Dataset excerpts
+-------+

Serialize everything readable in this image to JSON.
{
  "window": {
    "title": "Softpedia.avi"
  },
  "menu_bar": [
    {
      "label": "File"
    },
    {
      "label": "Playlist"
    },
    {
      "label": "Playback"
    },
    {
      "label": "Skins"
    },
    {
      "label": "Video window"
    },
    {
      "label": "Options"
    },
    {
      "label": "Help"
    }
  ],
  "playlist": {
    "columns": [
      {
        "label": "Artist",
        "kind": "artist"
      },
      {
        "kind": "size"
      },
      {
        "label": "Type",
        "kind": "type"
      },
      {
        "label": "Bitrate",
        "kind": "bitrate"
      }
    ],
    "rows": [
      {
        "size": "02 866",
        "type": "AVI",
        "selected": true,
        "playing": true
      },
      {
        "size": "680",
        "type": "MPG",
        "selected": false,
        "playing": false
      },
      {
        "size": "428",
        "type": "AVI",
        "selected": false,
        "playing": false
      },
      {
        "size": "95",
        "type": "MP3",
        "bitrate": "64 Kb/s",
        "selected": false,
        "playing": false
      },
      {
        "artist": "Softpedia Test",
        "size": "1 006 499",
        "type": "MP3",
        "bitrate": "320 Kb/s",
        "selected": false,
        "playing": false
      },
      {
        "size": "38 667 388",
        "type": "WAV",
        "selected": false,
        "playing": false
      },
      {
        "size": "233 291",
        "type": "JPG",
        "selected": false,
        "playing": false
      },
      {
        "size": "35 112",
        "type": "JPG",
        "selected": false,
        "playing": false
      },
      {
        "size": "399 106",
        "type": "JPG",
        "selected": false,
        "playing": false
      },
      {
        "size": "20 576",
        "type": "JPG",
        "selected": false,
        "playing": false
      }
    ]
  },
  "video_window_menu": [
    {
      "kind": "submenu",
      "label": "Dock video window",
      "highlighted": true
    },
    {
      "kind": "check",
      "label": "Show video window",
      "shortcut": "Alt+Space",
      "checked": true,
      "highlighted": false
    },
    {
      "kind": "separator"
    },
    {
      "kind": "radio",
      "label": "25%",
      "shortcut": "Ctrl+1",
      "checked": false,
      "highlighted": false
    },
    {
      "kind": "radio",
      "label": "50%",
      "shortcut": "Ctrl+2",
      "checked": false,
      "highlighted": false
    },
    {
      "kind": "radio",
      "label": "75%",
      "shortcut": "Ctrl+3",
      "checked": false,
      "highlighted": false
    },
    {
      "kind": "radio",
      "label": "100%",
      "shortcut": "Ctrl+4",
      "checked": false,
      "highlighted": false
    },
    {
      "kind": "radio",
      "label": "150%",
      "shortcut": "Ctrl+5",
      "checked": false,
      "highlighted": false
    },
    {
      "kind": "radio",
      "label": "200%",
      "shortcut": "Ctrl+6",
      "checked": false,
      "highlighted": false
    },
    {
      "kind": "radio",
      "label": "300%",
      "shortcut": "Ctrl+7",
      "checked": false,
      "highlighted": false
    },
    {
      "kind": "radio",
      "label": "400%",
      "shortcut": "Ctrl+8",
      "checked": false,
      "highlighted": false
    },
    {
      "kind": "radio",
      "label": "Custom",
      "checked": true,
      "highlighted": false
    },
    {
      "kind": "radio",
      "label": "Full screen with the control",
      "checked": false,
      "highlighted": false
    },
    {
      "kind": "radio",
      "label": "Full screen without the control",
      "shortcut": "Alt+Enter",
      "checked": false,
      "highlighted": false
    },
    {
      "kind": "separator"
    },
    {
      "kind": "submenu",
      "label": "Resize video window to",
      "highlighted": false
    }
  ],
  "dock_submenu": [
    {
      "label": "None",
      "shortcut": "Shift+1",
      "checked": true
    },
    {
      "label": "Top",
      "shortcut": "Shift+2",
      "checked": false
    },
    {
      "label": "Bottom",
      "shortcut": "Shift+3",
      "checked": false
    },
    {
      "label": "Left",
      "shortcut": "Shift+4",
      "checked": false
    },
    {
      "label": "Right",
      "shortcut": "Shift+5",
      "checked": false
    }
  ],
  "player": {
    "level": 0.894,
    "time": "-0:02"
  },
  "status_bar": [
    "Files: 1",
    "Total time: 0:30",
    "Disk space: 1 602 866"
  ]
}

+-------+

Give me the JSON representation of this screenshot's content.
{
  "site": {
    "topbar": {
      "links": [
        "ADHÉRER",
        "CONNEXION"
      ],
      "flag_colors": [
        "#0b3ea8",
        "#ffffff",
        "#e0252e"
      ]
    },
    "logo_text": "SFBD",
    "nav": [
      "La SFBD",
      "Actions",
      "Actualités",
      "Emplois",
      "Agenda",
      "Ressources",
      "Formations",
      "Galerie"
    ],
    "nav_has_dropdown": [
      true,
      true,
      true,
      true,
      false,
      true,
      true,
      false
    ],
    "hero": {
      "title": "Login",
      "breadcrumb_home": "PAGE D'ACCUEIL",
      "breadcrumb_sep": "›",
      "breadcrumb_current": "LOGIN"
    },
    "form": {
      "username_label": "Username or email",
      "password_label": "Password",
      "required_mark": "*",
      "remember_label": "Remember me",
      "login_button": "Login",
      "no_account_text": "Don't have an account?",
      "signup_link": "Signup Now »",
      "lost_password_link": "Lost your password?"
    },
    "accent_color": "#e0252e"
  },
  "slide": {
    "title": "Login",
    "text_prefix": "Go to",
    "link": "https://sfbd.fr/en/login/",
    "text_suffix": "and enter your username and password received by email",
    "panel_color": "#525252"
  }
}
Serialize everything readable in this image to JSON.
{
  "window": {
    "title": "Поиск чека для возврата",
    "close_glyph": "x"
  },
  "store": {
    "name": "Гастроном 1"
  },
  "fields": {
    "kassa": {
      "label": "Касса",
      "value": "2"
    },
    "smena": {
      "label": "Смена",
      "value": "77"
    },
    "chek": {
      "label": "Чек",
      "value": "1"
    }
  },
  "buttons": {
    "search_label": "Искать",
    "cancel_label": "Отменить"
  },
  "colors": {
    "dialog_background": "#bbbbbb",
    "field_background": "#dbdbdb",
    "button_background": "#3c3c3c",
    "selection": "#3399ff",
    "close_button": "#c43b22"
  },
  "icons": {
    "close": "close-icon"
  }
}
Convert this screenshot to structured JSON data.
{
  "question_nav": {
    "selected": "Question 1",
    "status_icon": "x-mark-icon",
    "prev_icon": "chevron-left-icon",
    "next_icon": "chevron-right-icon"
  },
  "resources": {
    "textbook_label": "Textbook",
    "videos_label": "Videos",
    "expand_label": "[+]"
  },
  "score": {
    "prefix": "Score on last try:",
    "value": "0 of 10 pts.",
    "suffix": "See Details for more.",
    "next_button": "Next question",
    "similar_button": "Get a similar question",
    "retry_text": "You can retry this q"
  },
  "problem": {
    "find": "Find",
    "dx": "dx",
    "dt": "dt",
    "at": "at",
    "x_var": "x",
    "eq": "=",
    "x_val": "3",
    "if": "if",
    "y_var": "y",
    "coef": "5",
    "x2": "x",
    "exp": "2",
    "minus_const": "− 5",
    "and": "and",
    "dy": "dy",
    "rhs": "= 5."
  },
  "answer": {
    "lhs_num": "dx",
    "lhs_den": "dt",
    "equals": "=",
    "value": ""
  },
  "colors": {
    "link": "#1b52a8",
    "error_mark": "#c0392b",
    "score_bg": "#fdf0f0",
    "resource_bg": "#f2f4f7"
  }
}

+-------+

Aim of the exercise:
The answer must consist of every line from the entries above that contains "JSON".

Output for this exercise:
Serialize everything readable in this image to JSON.
Give me the JSON representation of this screenshot's content.
Serialize everything readable in this image to JSON.
Convert this screenshot to structured JSON data.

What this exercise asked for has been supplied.